Wednesday, October 2, 2013

A little something

When I got the idea to start Misadventures and Balderdash, I wanted a place where I could share everything. Hence the name. Funny stories, recipes, pictures, miscellaneous stuff I was writing. This is a snip it of something I've been working on, it's the beginning of the story of me.

This story begins with a little girl who liked to tell stories.

“They did what?” Ms. Kincaid exclaimed as I sat across from her in the library of my elementary school at our table which was reserved for my weekly speech therapy session. My grandmother insisted upon speech therapy for me because I spoke so quickly my words sometimes ran together and I said “nakin” instead of “napkin”.

“They threw me off the roof and cooked me in the barbeque pit.” I wouldn’t back down from the story. I needed her to believe that my family had intended to cook me alive the night before and feed me to the cows that lived on the few acres of land we leased out to a local farmer. Where I got these ideas when I was merely in kindergarten, I have no idea. I guess you could say I was an eccentric 5 year old. Later Ms. Kincaid would tell my Mom that I should be on stage one day because I could tell stories with such conviction.

“Tonyne, you shouldn’t lie” Through a quiet laugh she said to me “but I have to ask, why did they throw you off the roof and cook you in the barbeque pit?”

I was always fascinated with Ms. Kincaid, she was a short heavy set woman, likely 35 years old at the time and single. There was a story that on Halloween she would fly from the roof of the local IGA in our small town of Poultney, Vermont. When I think back on her now I realize she was likely just a single woman with cats that just wanted to live her life but people made up rumors that she was a witch because that’s what people in small towns do when people live lives unlike their own.

“I don’t know, they just did.” I replied. The story of what happened the night before was significantly less glamorous than being cooked alive in a barbeque pit. My Dad, who was dying of brain cancer, had a horrible seizure which left him with a horrible migraine. A short while later I was playing too loudly with my Legos, throwing him to a fit of rage in which he threw the bucket containing the Legos down the hall narrowly missing my head.

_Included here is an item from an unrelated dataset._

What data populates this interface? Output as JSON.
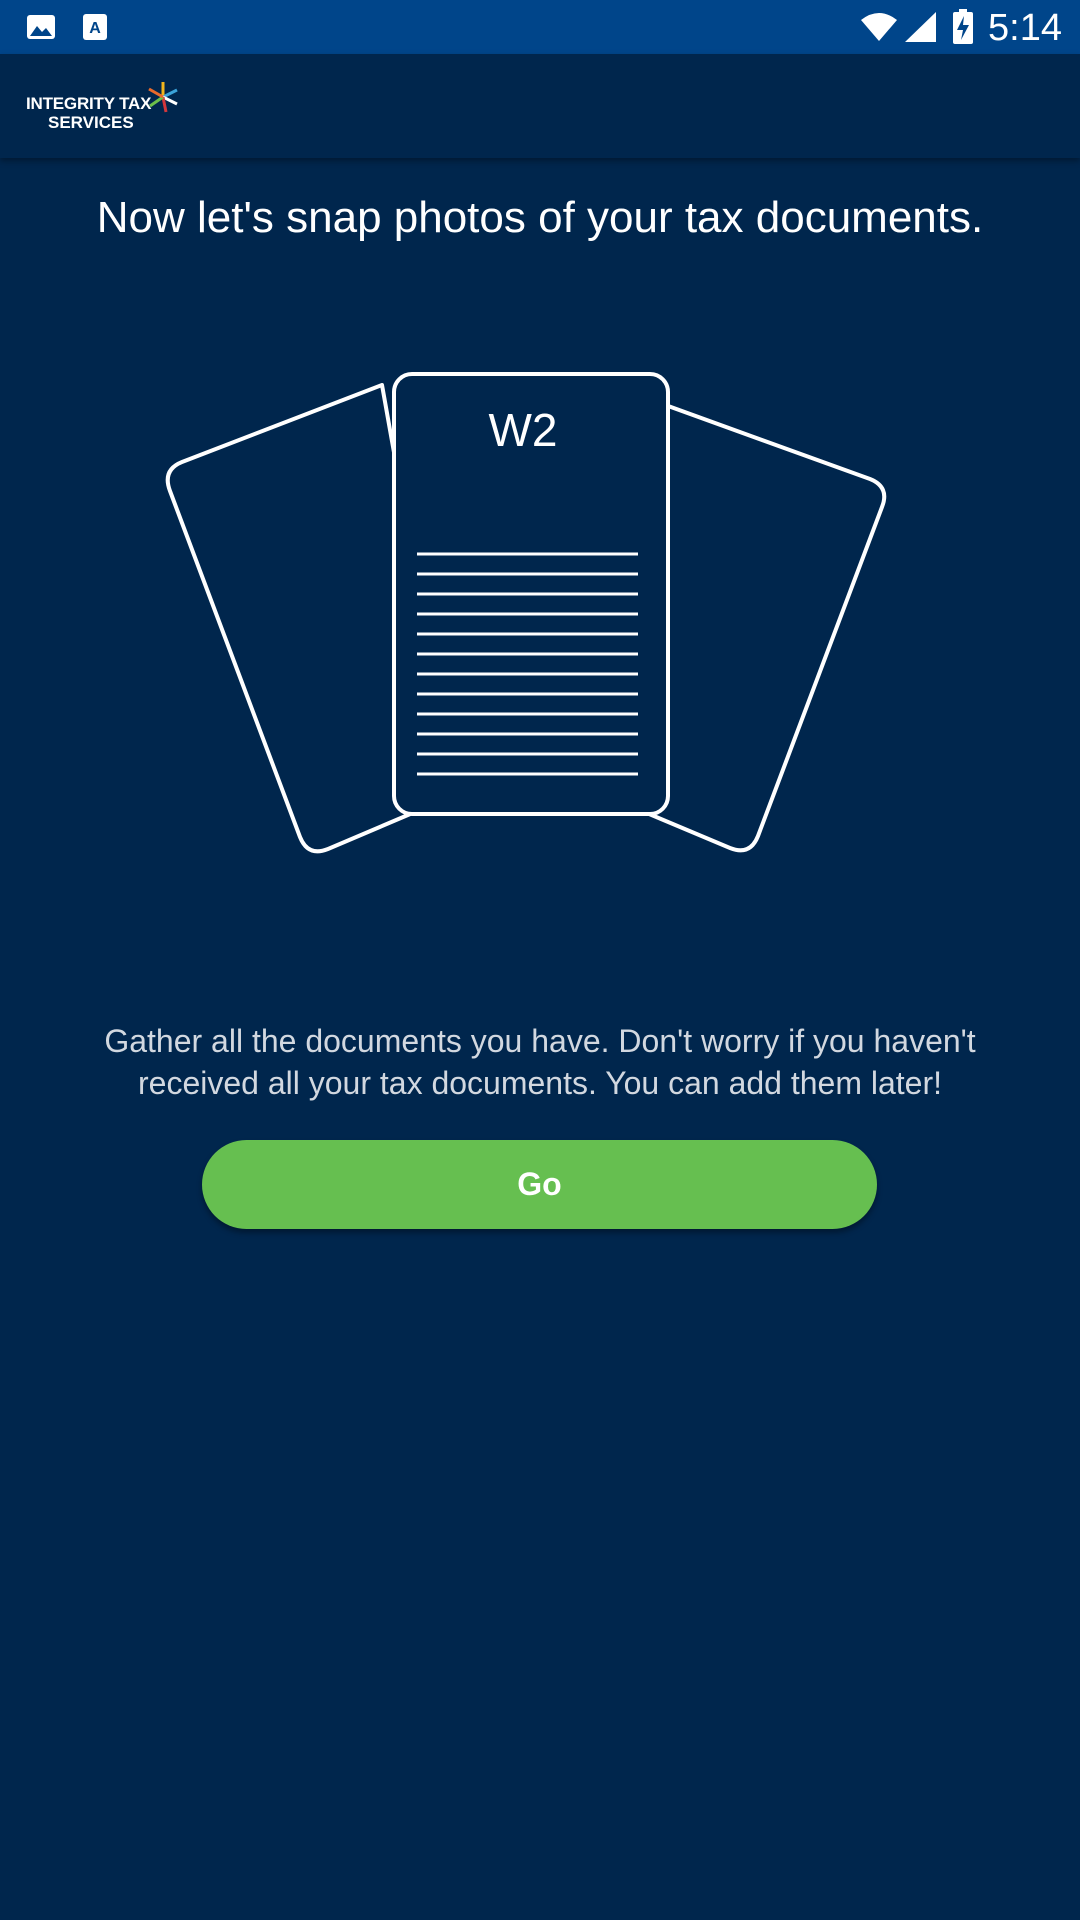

I started to cry, quietly. My brother Ritch, 17 years old at the time, picked me up and took me into his room to listen to music. He was always my protector in times like these. My Mom was so stressed out being the only one working, taking care of us and my father who was getting worse by the week that she had little patience left. So that left me with Ritch and his friends. I was the coolest kid in kindergarten and quite possibly the only one who knew every word to “Just a Gigolo” by David Lee Roth.

“They just threw me off the roof, down into the barbeque pit and cooked me. They were going to feed me to the cows for dinner!” Yeah, that was the easier story to tell.

During this time in my life I told lots of stories. There was the time I was spending the night with my grandparents who lived up the road from us. I called my parents on the telephone to report that my grandfather had spanked me.

Let me be clear, my grandfather wouldn’t have spanked me in a million years. My grandmother? Absolutely, but not my grandfather.

“What did you do to make Grandpa spank you?” My Mom asked me through the receiver of the rotary phone. She knew I must have done something next to terrible if he spanked me.

“I don’t know what I did, he just spanked me.” I said into the phone. Apparently the questioning continued and even my Dad tried to coax the information out of me. At some point, as the story of my own story goes, I put the phone down and walked away. My parents were concerned at this point since I had been so convincing. They drove down the road to my grandparents house.

“What are you doing here?” My Grandpa asked them when they walked in the front door.

“Dad, Tonyne said you spanked her. What did she do?” My Dad asked.

“What? I did no such thing!” Wiping his brow with the bandana that was always in his pocket, my grandfather looked at me quizzically followed by my parents.

“I was just kidding.” I smiled before running into the front room to continue playing with my toys.

To this day, I don’t know why I told stories. Maybe I’ve always had a story to tell, or perhaps it was a harsh reality for a 5 year old to face so I made things up to cope, whatever the reason, I’m glad that I was told the story of how I used to tell stories, so that I can write this story now; the story of me.

There it is, just a little something I've been working on. I'd love to know what you think.


  1. are an excellent writer of stories....glad to see you back at it!